### [Instructions for the task]
Repeat the entries. Each one must match exactly.

### [Provided data]
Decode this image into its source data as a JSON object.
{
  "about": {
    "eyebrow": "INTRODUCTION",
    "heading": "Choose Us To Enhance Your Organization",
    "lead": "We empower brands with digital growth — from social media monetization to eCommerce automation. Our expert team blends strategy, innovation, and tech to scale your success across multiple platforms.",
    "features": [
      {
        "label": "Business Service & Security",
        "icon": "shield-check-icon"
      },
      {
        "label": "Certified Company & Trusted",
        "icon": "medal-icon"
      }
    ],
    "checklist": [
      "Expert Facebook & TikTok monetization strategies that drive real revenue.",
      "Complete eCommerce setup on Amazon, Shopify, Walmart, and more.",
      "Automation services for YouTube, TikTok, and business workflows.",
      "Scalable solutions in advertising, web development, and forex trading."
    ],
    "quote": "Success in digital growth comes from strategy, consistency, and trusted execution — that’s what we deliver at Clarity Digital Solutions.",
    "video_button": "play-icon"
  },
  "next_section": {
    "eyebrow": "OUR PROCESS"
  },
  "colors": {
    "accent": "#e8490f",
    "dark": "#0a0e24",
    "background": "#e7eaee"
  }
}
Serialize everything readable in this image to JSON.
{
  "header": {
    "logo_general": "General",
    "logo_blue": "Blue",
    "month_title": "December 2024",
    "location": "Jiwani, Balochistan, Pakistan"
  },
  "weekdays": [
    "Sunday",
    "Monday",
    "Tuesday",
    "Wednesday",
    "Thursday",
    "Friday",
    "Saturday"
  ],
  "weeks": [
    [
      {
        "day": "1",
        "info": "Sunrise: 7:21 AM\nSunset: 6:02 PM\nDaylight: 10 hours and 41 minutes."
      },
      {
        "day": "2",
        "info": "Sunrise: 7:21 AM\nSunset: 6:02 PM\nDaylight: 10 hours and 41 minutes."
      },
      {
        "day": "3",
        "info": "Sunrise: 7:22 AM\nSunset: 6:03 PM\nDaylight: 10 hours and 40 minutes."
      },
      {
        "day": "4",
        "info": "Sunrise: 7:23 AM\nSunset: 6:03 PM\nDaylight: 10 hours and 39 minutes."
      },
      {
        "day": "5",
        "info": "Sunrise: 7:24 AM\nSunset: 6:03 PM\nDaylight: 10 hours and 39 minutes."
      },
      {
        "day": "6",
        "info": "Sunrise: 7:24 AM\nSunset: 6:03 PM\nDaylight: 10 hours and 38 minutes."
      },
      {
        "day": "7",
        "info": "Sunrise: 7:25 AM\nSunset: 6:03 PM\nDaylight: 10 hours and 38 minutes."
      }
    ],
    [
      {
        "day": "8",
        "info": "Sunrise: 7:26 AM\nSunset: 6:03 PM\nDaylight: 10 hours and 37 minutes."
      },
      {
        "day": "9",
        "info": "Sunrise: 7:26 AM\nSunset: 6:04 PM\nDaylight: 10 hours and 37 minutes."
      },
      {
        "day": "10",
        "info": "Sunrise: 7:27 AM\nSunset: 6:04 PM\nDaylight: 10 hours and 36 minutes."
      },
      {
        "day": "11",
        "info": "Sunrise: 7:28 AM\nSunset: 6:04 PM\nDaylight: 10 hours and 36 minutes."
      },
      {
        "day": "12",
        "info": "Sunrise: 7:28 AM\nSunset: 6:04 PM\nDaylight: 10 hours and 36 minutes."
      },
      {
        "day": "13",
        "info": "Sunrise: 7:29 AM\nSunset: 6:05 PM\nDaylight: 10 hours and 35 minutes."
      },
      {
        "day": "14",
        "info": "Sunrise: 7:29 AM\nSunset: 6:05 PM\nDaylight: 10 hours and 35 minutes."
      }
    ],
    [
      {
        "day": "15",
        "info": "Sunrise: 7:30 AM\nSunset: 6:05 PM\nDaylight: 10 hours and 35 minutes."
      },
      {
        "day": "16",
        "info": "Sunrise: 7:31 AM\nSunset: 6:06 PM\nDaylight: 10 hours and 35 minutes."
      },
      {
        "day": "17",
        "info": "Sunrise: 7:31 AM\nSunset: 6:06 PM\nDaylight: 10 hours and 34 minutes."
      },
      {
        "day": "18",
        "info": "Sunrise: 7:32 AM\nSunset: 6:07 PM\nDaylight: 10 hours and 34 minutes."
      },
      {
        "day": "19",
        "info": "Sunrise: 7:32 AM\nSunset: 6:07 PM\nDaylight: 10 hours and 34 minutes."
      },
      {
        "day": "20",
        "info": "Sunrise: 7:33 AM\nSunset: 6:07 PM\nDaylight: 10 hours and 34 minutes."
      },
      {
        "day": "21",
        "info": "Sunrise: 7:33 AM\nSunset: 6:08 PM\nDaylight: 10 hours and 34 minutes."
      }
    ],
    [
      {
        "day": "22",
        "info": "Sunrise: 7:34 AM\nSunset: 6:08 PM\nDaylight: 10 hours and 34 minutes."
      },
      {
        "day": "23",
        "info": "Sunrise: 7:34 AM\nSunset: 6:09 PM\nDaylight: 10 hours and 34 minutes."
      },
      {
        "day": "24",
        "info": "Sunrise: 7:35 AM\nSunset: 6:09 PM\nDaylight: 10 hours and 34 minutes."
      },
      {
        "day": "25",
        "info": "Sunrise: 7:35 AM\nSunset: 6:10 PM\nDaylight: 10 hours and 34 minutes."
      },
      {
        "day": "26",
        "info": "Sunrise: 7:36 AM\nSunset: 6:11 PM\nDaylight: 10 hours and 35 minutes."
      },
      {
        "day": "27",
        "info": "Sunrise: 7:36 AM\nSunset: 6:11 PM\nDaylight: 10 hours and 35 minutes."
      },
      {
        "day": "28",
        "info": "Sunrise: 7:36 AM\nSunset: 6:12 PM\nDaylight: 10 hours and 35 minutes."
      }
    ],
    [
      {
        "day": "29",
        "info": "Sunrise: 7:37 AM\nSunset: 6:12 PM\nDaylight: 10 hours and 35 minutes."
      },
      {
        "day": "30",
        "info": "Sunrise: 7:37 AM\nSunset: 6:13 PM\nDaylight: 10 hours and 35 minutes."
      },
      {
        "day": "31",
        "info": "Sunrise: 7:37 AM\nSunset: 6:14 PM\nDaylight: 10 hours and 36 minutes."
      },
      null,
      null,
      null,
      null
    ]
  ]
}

### [Solution to this task]
Decode this image into its source data as a JSON object.
{
  "about": {
    "eyebrow": "INTRODUCTION",
    "heading": "Choose Us To Enhance Your Organization",
    "lead": "We empower brands with digital growth — from social media monetization to eCommerce automation. Our expert team blends strategy, innovation, and tech to scale your success across multiple platforms.",
    "features": [
      {
        "label": "Business Service & Security",
        "icon": "shield-check-icon"
      },
      {
        "label": "Certified Company & Trusted",
        "icon": "medal-icon"
      }
    ],
    "checklist": [
      "Expert Facebook & TikTok monetization strategies that drive real revenue.",
      "Complete eCommerce setup on Amazon, Shopify, Walmart, and more.",
      "Automation services for YouTube, TikTok, and business workflows.",
      "Scalable solutions in advertising, web development, and forex trading."
    ],
    "quote": "Success in digital growth comes from strategy, consistency, and trusted execution — that’s what we deliver at Clarity Digital Solutions.",
    "video_button": "play-icon"
  },
  "next_section": {
    "eyebrow": "OUR PROCESS"
  },
  "colors": {
    "accent": "#e8490f",
    "dark": "#0a0e24",
    "background": "#e7eaee"
  }
}
Serialize everything readable in this image to JSON.
{
  "header": {
    "logo_general": "General",
    "logo_blue": "Blue",
    "month_title": "December 2024",
    "location": "Jiwani, Balochistan, Pakistan"
  },
  "weekdays": [
    "Sunday",
    "Monday",
    "Tuesday",
    "Wednesday",
    "Thursday",
    "Friday",
    "Saturday"
  ],
  "weeks": [
    [
      {
        "day": "1",
        "info": "Sunrise: 7:21 AM\nSunset: 6:02 PM\nDaylight: 10 hours and 41 minutes."
      },
      {
        "day": "2",
        "info": "Sunrise: 7:21 AM\nSunset: 6:02 PM\nDaylight: 10 hours and 41 minutes."
      },
      {
        "day": "3",
        "info": "Sunrise: 7:22 AM\nSunset: 6:03 PM\nDaylight: 10 hours and 40 minutes."
      },
      {
        "day": "4",
        "info": "Sunrise: 7:23 AM\nSunset: 6:03 PM\nDaylight: 10 hours and 39 minutes."
      },
      {
        "day": "5",
        "info": "Sunrise: 7:24 AM\nSunset: 6:03 PM\nDaylight: 10 hours and 39 minutes."
      },
      {
        "day": "6",
        "info": "Sunrise: 7:24 AM\nSunset: 6:03 PM\nDaylight: 10 hours and 38 minutes."
      },
      {
        "day": "7",
        "info": "Sunrise: 7:25 AM\nSunset: 6:03 PM\nDaylight: 10 hours and 38 minutes."
      }
    ],
    [
      {
        "day": "8",
        "info": "Sunrise: 7:26 AM\nSunset: 6:03 PM\nDaylight: 10 hours and 37 minutes."
      },
      {
        "day": "9",
        "info": "Sunrise: 7:26 AM\nSunset: 6:04 PM\nDaylight: 10 hours and 37 minutes."
      },
      {
        "day": "10",
        "info": "Sunrise: 7:27 AM\nSunset: 6:04 PM\nDaylight: 10 hours and 36 minutes."
      },
      {
        "day": "11",
        "info": "Sunrise: 7:28 AM\nSunset: 6:04 PM\nDaylight: 10 hours and 36 minutes."
      },
      {
        "day": "12",
        "info": "Sunrise: 7:28 AM\nSunset: 6:04 PM\nDaylight: 10 hours and 36 minutes."
      },
      {
        "day": "13",
        "info": "Sunrise: 7:29 AM\nSunset: 6:05 PM\nDaylight: 10 hours and 35 minutes."
      },
      {
        "day": "14",
        "info": "Sunrise: 7:29 AM\nSunset: 6:05 PM\nDaylight: 10 hours and 35 minutes."
      }
    ],
    [
      {
        "day": "15",
        "info": "Sunrise: 7:30 AM\nSunset: 6:05 PM\nDaylight: 10 hours and 35 minutes."
      },
      {
        "day": "16",
        "info": "Sunrise: 7:31 AM\nSunset: 6:06 PM\nDaylight: 10 hours and 35 minutes."
      },
      {
        "day": "17",
        "info": "Sunrise: 7:31 AM\nSunset: 6:06 PM\nDaylight: 10 hours and 34 minutes."
      },
      {
        "day": "18",
        "info": "Sunrise: 7:32 AM\nSunset: 6:07 PM\nDaylight: 10 hours and 34 minutes."
      },
      {
        "day": "19",
        "info": "Sunrise: 7:32 AM\nSunset: 6:07 PM\nDaylight: 10 hours and 34 minutes."
      },
      {
        "day": "20",
        "info": "Sunrise: 7:33 AM\nSunset: 6:07 PM\nDaylight: 10 hours and 34 minutes."
      },
      {
        "day": "21",
        "info": "Sunrise: 7:33 AM\nSunset: 6:08 PM\nDaylight: 10 hours and 34 minutes."
      }
    ],
    [
      {
        "day": "22",
        "info": "Sunrise: 7:34 AM\nSunset: 6:08 PM\nDaylight: 10 hours and 34 minutes."
      },
      {
        "day": "23",
        "info": "Sunrise: 7:34 AM\nSunset: 6:09 PM\nDaylight: 10 hours and 34 minutes."
      },
      {
        "day": "24",
        "info": "Sunrise: 7:35 AM\nSunset: 6:09 PM\nDaylight: 10 hours and 34 minutes."
      },
      {
        "day": "25",
        "info": "Sunrise: 7:35 AM\nSunset: 6:10 PM\nDaylight: 10 hours and 34 minutes."
      },
      {
        "day": "26",
        "info": "Sunrise: 7:36 AM\nSunset: 6:11 PM\nDaylight: 10 hours and 35 minutes."
      },
      {
        "day": "27",
        "info": "Sunrise: 7:36 AM\nSunset: 6:11 PM\nDaylight: 10 hours and 35 minutes."
      },
      {
        "day": "28",
        "info": "Sunrise: 7:36 AM\nSunset: 6:12 PM\nDaylight: 10 hours and 35 minutes."
      }
    ],
    [
      {
        "day": "29",
        "info": "Sunrise: 7:37 AM\nSunset: 6:12 PM\nDaylight: 10 hours and 35 minutes."
      },
      {
        "day": "30",
        "info": "Sunrise: 7:37 AM\nSunset: 6:13 PM\nDaylight: 10 hours and 35 minutes."
      },
      {
        "day": "31",
        "info": "Sunrise: 7:37 AM\nSunset: 6:14 PM\nDaylight: 10 hours and 36 minutes."
      },
      null,
      null,
      null,
      null
    ]
  ]
}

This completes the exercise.